Now for the best part. Eggs can help you lose weight! In a study that provided overweight women with two breakfasts that were identical in calories – a bagel or an egg – the group that ate the egg for breakfast ate less for lunch and ate less over the next 36 hours! [ref] At the end of 8 weeks, the egg diet participants showed a 61% greater reduction in BMI and a 34% greater reduction in waist circumference. [ref]
I’m beginning to understand why that 116 year old woman is so healthy! I’ll pass of the raw egg, but I’ll take mine over easy every morning from now on.
KeiLin Farm, producer of farm fresh beef and eggs, is located in Davisburg, Michigan.
One of our most frequently asked questions is – what’s a quarter? Is it the front or the back?
Understandable confusion – many years ago there were butcher shops around that would sell beef by the front quarter or the hind quarter with the front being less expensive than the hind. But, you only received chuck and ribs if you selected the front quarter, and the porterhouse and T-bone steaks are in the hind quarter.
When we sell by the quarter, you receive one-fourth of the steer. The means, you get ALL the available cuts. T-bone, porterhouse, Delmonico, chuck, round steak, sirloin steak, roasts, steak-burger, and soup bones.
Wow! That’s quite a variety of cuts.
And a quarter typically weighs out at 100 pounds of table ready beef.

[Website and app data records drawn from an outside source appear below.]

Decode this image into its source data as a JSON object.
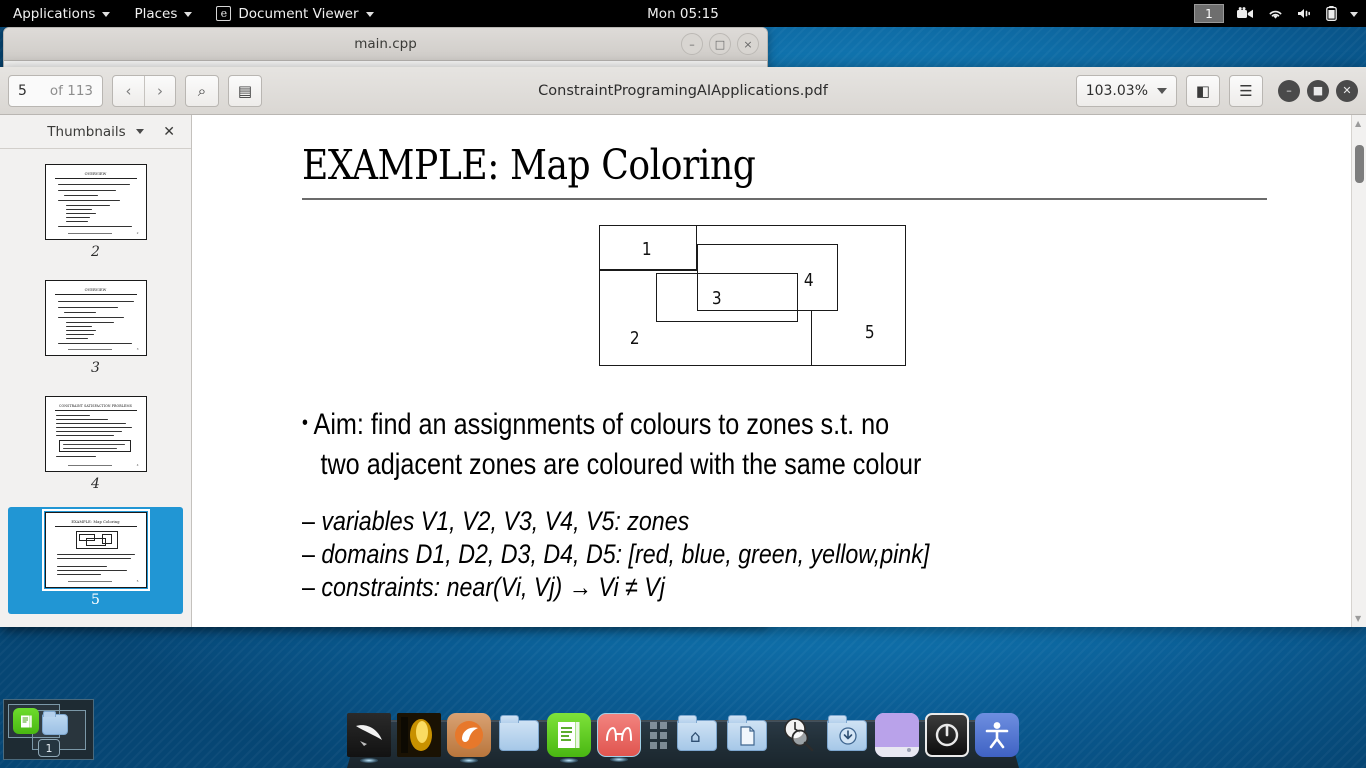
{
  "top_panel": {
    "applications_label": "Applications",
    "places_label": "Places",
    "app_menu_label": "Document Viewer",
    "clock": "Mon 05:15",
    "workspace": "1",
    "tray_icons": [
      "video-camera-icon",
      "wifi-icon",
      "volume-icon",
      "battery-icon",
      "chevron-down-icon"
    ]
  },
  "background_window": {
    "title": "main.cpp",
    "minimize": "–",
    "maximize": "□",
    "close": "×"
  },
  "viewer": {
    "title": "ConstraintProgramingAIApplications.pdf",
    "page_current": "5",
    "page_total": "of 113",
    "prev_label": "‹",
    "next_label": "›",
    "search_label": "⌕",
    "annotations_label": "▤",
    "zoom_level": "103.03%",
    "fit_page_label": "◧",
    "menu_label": "☰",
    "window_minimize": "–",
    "window_maximize": "■",
    "window_close": "✕"
  },
  "sidebar": {
    "header_label": "Thumbnails",
    "close_label": "✕",
    "thumbnails": [
      {
        "number": "2",
        "selected": false,
        "title": "OVERVIEW",
        "lines": [
          "Constraint Satisfaction/Optimization Problems",
          "Constraint (Logic) Programming",
          "languages/tools",
          "AI applications: modelling and solving",
          "Scheduling, Timetabling, Resource allocation",
          "Routing",
          "Planning / Cutting",
          "Simulation of tasks",
          "Routing",
          "Advantages and Limitations of CP extensions"
        ]
      },
      {
        "number": "3",
        "selected": false,
        "title": "OVERVIEW",
        "lines": [
          "Constraint Satisfaction (Optimization) Problems",
          "Constraint (Logic) Programming",
          "language: definitions",
          "AI applications: modelling and solving",
          "Scheduling / Timetabling, Resource allocation",
          "Routing",
          "Packing / Cutting",
          "Design / Mesh",
          "Planning",
          "Advantages and Limitations of CP extensions"
        ]
      },
      {
        "number": "4",
        "selected": false,
        "title": "CONSTRAINT SATISFACTION PROBLEMS",
        "lines": [
          "a CSP consists of:",
          "a set of variables (X1, X2, ..., Xn)",
          "for each variable Xi a domain Di of possible values",
          "a set of constraints on the variables; constraints are specified",
          "which constrain the values of the variables can take at the same time"
        ]
      },
      {
        "number": "5",
        "selected": true,
        "title": "EXAMPLE: Map Coloring",
        "lines": [
          "Aim: find an assignments of colours to zones s.t.",
          "two adjacent zones are coloured with the same colour",
          "variables V1, V2, V3, V4, V5: zones",
          "domains D1, D2, D3, D4, D5: [red, blue, green, yellow,pink]",
          "constraints: near(Vi,Vj) -> Vi != Vj"
        ]
      }
    ]
  },
  "slide": {
    "title": "EXAMPLE: Map Coloring",
    "map": {
      "caption": "map-coloring-diagram",
      "zone_labels": [
        "1",
        "2",
        "3",
        "4",
        "5"
      ]
    },
    "bullets": [
      {
        "marker": "•",
        "line1": "Aim: find an assignments of colours to zones s.t. no",
        "line2": "two adjacent zones are coloured with the same colour"
      }
    ],
    "sub_items": [
      {
        "dash": "–",
        "text": "variables V1, V2, V3, V4, V5: zones"
      },
      {
        "dash": "–",
        "text": "domains D1, D2, D3, D4, D5:  [red, blue, green, yellow,pink]"
      },
      {
        "dash": "–",
        "text": "constraints: near(Vi, Vj) → Vi ≠ Vj"
      }
    ]
  },
  "dock": {
    "items": [
      {
        "name": "kali-menu-icon",
        "glyph": "❯",
        "running": true
      },
      {
        "name": "terminal-icon",
        "glyph": "⌨",
        "running": true
      },
      {
        "name": "firefox-icon",
        "glyph": "◐",
        "running": true
      },
      {
        "name": "files-folder-icon",
        "glyph": "",
        "running": false
      },
      {
        "name": "text-editor-icon",
        "glyph": "☰",
        "running": true
      },
      {
        "name": "burpsuite-glasses-icon",
        "glyph": "๏",
        "running": false
      },
      {
        "name": "dock-separator",
        "glyph": "",
        "running": false
      },
      {
        "name": "home-folder-icon",
        "glyph": "⌂",
        "running": false
      },
      {
        "name": "documents-folder-icon",
        "glyph": "▤",
        "running": false
      },
      {
        "name": "search-clock-icon",
        "glyph": "⏱",
        "running": false
      },
      {
        "name": "downloads-folder-icon",
        "glyph": "↓",
        "running": false
      },
      {
        "name": "pictures-icon",
        "glyph": "",
        "running": false
      },
      {
        "name": "power-icon",
        "glyph": "⏻",
        "running": false
      },
      {
        "name": "accessibility-icon",
        "glyph": "໑",
        "running": false
      }
    ]
  },
  "pager": {
    "badge": "1"
  },
  "colors": {
    "accent_blue": "#2196d4",
    "panel_black": "#000000",
    "desktop_blue": "#1e8fc9",
    "chrome_gray": "#e6e4e1"
  }
}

Yes, that’s a lot of beef. Considering that the average American in 2012 consumed 71.2 pounds of red meat and about 60% of that was beef, a quarter can last your family anywhere from six months to two years.
Note: this figure includes ALL red meat eaten, regardless of where it was prepared.
The next question is how do I prepare the cuts I’ve never tried before? We’ll help you there. Both on this blog and on our website we will be adding recipes and tips on how to prepare every cut of meat you receive in quarter.
Whether you grill, roast, or fry, we want you to enjoy your quarter.